Malcolm was among the scientists, and others, who signed a letter calling on the U.S., Canada and Mexico to take action to preserve the butterfly. The letter was delivered to leaders of the United States, Canada and Mexico when they met February 19th and 20th. Malcolm says the monarch butterfly is not in danger of going extinct, but may not be seen along its traditional migratory path in this part of North America.
Malcolm told WMUK's Gordon Evans that the current state of the monarch butterfly can only be described as "catastrophic." He says there has been a large drop in population over the last 20 years. But Malcolm says there was an even larger drop after the last winter.
President Obama, Mexican President Enrique Pena Nieto and Canadian Prime Minister Stephen Harper have agreed to appoint a task force to come up with a plan for saving the monarch butterfly in North America (Christian Science Monitor story). Malcolm says the task force is good news because scientists have trouble getting their message across. And he says lobbyists usually have influence that scientists don't have.
Malcolm says the monarch butterfly is a "wonderful indicator or environmental change." He says the drop in population show the needs to address issues such as chemicals used in agriculture and climate change.

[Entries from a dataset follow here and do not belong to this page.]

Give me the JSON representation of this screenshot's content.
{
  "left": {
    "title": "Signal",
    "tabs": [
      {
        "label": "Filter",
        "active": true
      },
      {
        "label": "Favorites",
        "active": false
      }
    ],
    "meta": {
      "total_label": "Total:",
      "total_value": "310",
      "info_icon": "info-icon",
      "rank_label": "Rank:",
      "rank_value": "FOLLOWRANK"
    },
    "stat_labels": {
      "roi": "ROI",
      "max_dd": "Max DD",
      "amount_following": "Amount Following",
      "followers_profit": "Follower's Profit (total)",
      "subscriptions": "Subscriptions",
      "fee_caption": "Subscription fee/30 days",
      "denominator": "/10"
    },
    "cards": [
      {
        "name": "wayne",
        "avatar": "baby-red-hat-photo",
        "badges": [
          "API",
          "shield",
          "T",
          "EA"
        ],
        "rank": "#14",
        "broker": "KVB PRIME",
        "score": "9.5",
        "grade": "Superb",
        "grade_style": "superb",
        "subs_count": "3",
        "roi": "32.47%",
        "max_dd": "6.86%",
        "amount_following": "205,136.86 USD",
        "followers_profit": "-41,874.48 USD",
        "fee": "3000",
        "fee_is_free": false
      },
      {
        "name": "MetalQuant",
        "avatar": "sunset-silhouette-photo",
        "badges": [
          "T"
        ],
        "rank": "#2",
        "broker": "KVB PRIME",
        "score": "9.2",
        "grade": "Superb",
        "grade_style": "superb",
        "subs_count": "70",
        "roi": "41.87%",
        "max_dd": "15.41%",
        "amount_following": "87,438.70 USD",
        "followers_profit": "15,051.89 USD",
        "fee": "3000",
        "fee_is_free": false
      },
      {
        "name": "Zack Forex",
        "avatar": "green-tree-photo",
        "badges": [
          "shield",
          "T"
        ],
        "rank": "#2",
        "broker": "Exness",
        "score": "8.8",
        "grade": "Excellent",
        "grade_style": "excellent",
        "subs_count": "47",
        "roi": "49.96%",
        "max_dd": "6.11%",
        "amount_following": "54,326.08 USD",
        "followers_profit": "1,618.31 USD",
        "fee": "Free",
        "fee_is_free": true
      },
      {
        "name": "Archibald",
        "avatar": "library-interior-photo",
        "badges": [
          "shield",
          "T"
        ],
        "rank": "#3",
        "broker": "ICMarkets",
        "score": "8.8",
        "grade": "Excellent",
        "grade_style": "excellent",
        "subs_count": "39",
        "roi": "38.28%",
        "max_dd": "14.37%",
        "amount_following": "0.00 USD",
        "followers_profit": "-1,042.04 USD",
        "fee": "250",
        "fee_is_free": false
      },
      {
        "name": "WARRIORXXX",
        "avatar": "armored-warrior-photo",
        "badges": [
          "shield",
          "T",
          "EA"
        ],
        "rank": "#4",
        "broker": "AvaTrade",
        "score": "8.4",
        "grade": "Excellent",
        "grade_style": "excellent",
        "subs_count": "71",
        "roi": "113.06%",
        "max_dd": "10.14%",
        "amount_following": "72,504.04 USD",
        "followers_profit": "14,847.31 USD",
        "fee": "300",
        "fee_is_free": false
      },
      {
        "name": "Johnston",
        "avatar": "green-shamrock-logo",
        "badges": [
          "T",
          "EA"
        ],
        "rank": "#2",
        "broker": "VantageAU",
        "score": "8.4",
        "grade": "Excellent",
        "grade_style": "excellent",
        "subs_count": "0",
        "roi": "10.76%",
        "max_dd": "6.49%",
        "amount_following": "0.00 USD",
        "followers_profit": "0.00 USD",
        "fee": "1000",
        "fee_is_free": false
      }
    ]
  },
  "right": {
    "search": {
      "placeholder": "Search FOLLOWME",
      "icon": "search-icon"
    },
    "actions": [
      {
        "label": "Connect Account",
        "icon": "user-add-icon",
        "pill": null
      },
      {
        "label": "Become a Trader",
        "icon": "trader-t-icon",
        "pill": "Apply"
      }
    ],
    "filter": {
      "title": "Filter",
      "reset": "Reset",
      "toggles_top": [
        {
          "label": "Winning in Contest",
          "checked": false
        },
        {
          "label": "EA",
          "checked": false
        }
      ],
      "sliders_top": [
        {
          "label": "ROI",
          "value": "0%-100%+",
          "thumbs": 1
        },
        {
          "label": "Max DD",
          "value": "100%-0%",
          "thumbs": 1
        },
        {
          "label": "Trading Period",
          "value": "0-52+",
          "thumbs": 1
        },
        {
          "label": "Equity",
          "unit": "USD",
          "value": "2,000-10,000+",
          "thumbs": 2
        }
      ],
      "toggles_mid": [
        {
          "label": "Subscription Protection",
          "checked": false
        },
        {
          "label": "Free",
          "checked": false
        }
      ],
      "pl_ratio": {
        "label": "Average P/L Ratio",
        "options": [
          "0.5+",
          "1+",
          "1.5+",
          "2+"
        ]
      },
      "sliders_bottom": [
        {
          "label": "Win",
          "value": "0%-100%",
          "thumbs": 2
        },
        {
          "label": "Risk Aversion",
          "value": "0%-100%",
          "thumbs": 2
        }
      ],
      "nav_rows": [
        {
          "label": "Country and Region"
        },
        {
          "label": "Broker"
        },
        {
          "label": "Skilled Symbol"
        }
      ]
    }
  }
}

Malcolm says the decline of the Monarch Butterfly population in North America is an issue of economics and the environment.
More from Stephen Malcolm can be heard Wednesday morning at 9:20 on WestSouthwest.